In fact, even if you spend a good amount of time figuring out powerful combos and your enemies’ routines, The Dishwasher is still an incredibly challenging game, perhaps to a fault. Playing the game on the easiest setting can feel incredibly punishing, with all of the difficulty levels beyond that seeming like they’re virtually impossible. Sure, you can upgrade your weapons, extend your health bar, and buy extra lives and healing items using spirals that you collect from your fallen foes, but nothing available seems to make the game much easier to complete. The difficulty seems to even go up a few notches every time you are faced with one of the game’s massive bosses, who also seem to always have a plethora of lackeys backing them up and making matters worse for the player.

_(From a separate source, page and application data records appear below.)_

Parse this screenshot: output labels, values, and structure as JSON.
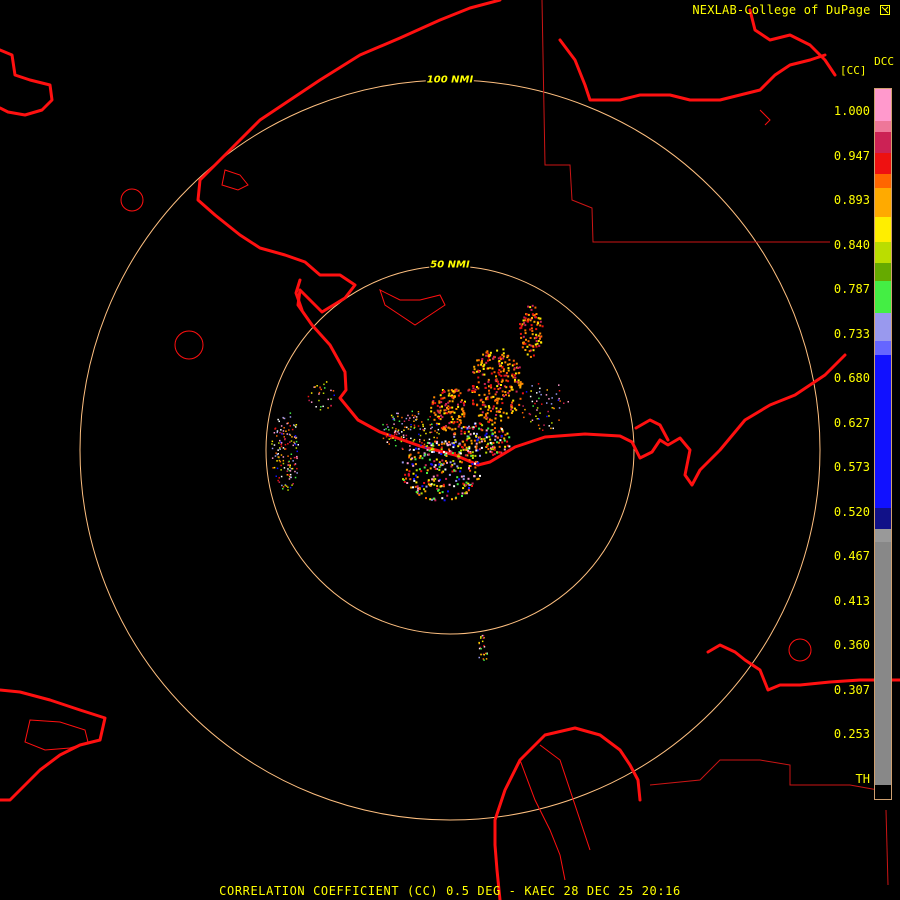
{
  "header": {
    "credit": "NEXLAB-College of DuPage",
    "product_tag": "DCC",
    "product_unit": "[CC]"
  },
  "footer": {
    "caption": "CORRELATION COEFFICIENT (CC) 0.5 DEG - KAEC 28 DEC 25 20:16"
  },
  "rings": [
    {
      "label": "100 NMI"
    },
    {
      "label": "50 NMI"
    }
  ],
  "colorbar": {
    "ticks": [
      "1.000",
      "0.947",
      "0.893",
      "0.840",
      "0.787",
      "0.733",
      "0.680",
      "0.627",
      "0.573",
      "0.520",
      "0.467",
      "0.413",
      "0.360",
      "0.307",
      "0.253",
      "TH"
    ],
    "colors": {
      "pink_light": "#ff99cc",
      "pink": "#ee7799",
      "magenta_red": "#cc2255",
      "red": "#ee1111",
      "orange": "#ff6600",
      "orange_yellow": "#ffaa00",
      "yellow": "#ffee00",
      "yellow_green": "#bbdd00",
      "green_dark": "#66aa00",
      "green": "#44ee44",
      "lavender": "#9999ee",
      "blue_light": "#6666ff",
      "blue": "#1111ff",
      "navy": "#111188",
      "gray_light": "#999999",
      "gray": "#888888",
      "black": "#000000"
    }
  },
  "map_colors": {
    "coast": "#ff1010",
    "border": "#cc1515",
    "ring": "#ffc080"
  }
}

Some of this difficulty can be partially alleviated by bringing in a second player once you’ve unlocked the ability to play co-op. After finding a certain amulet while playing the game, you’ll be able to bring a friend into the experience, adding their weapons to the mix. Another hidden amulet will also add the ability to have another player join the fight using a guitar peripheral to help deal death. While this is an inventive idea that most games not entirely developed by one man wouldn’t even attempt, it unfortunately doesn’t work very well and isn’t much fun. You’ll also need to be cautious when considering the addition of extra players to the fray, as you’ll need to balance the worth of this added help against how much more cluttered and confusing the screen becomes with a second player also wreaking havoc at the same time. This can be a very difficult decision to make but at least the option is there if you find it’s worth giving it a try.

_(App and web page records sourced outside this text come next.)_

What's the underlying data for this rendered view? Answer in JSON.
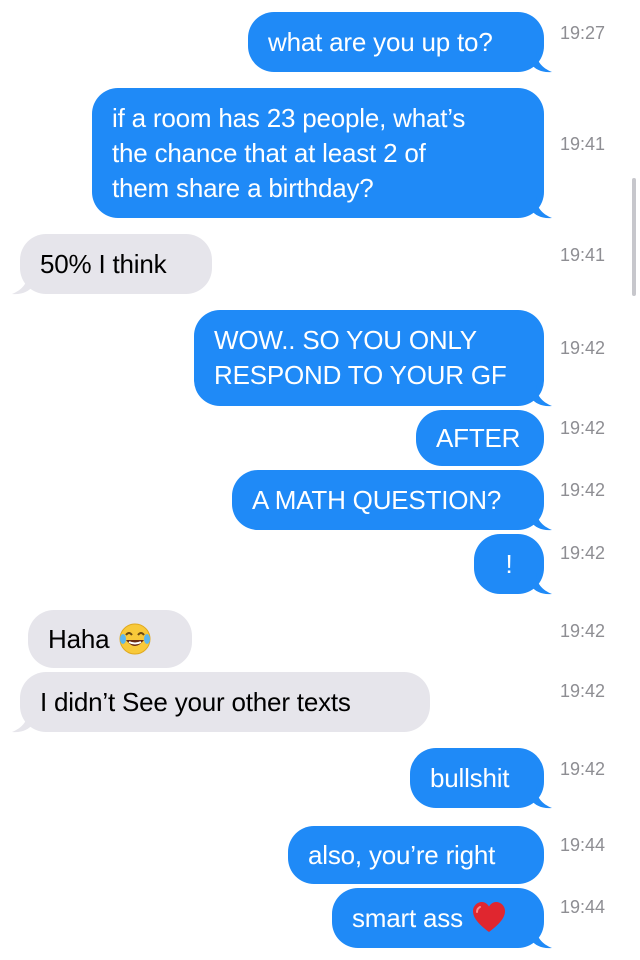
{
  "colors": {
    "sent": "#1f8af7",
    "received": "#e6e5eb",
    "timestamp": "#8e8e93"
  },
  "messages": [
    {
      "dir": "sent",
      "text": "what are you up to?",
      "time": "19:27"
    },
    {
      "dir": "sent",
      "text": "if a room has 23 people, what’s\nthe chance that at least 2 of\nthem share a birthday?",
      "time": "19:41"
    },
    {
      "dir": "received",
      "text": "50% I think",
      "time": "19:41"
    },
    {
      "dir": "sent",
      "text": "WOW.. SO YOU ONLY\nRESPOND TO YOUR GF",
      "time": "19:42"
    },
    {
      "dir": "sent",
      "text": "AFTER",
      "time": "19:42"
    },
    {
      "dir": "sent",
      "text": "A MATH QUESTION?",
      "time": "19:42"
    },
    {
      "dir": "sent",
      "text": "!",
      "time": "19:42"
    },
    {
      "dir": "received",
      "text": "Haha",
      "emoji": "tears-of-joy-emoji",
      "time": "19:42"
    },
    {
      "dir": "received",
      "text": "I didn’t See your other texts",
      "time": "19:42"
    },
    {
      "dir": "sent",
      "text": "bullshit",
      "time": "19:42"
    },
    {
      "dir": "sent",
      "text": "also, you’re right",
      "time": "19:44"
    },
    {
      "dir": "sent",
      "text": "smart ass",
      "emoji": "red-heart-emoji",
      "time": "19:44"
    }
  ]
}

Despite being fairly repetitive and ridiculously difficult at times, The Dishwasher is still a very good game. The hand drawn visual style is quite appealing, the gameplay is fun even when it reaches controller-tossing difficulty, and there are some fairly unique things tried throughout that work to varying degrees. Had this been a full retail release, it might have been somewhat difficult to recommend, but as an 800 point downloadable arcade game, The Dishwasher is an enjoyable time. If you are feeling nostalgic about the olden days of gaming and/or are looking for a serious challenge, you can’t go wrong with this bloody brawler.
RATING OUT OF 5 RATING DESCRIPTION 4.0 Graphics
The hand drawn art style mixed with the muted colors and splatters of blood look great. 3.7 Control
Some of the platforming can feel a little off but for the most part everything works well. 3.5 Music / Sound FX / Voice Acting
The music is respectable, although some of the sound effects and enemy sayings can get annoyingly repetitive. 3.6 Play Value
Although the combat is fairly deep, it can also feel somewhat repetitive after awhile. The insane difficulty of the game will also likely be a turnoff to anyone not willing to spend hours destroying their thumbs. 3.7 Overall Rating – Good
Not an average. See Rating legend above for a final score breakdown.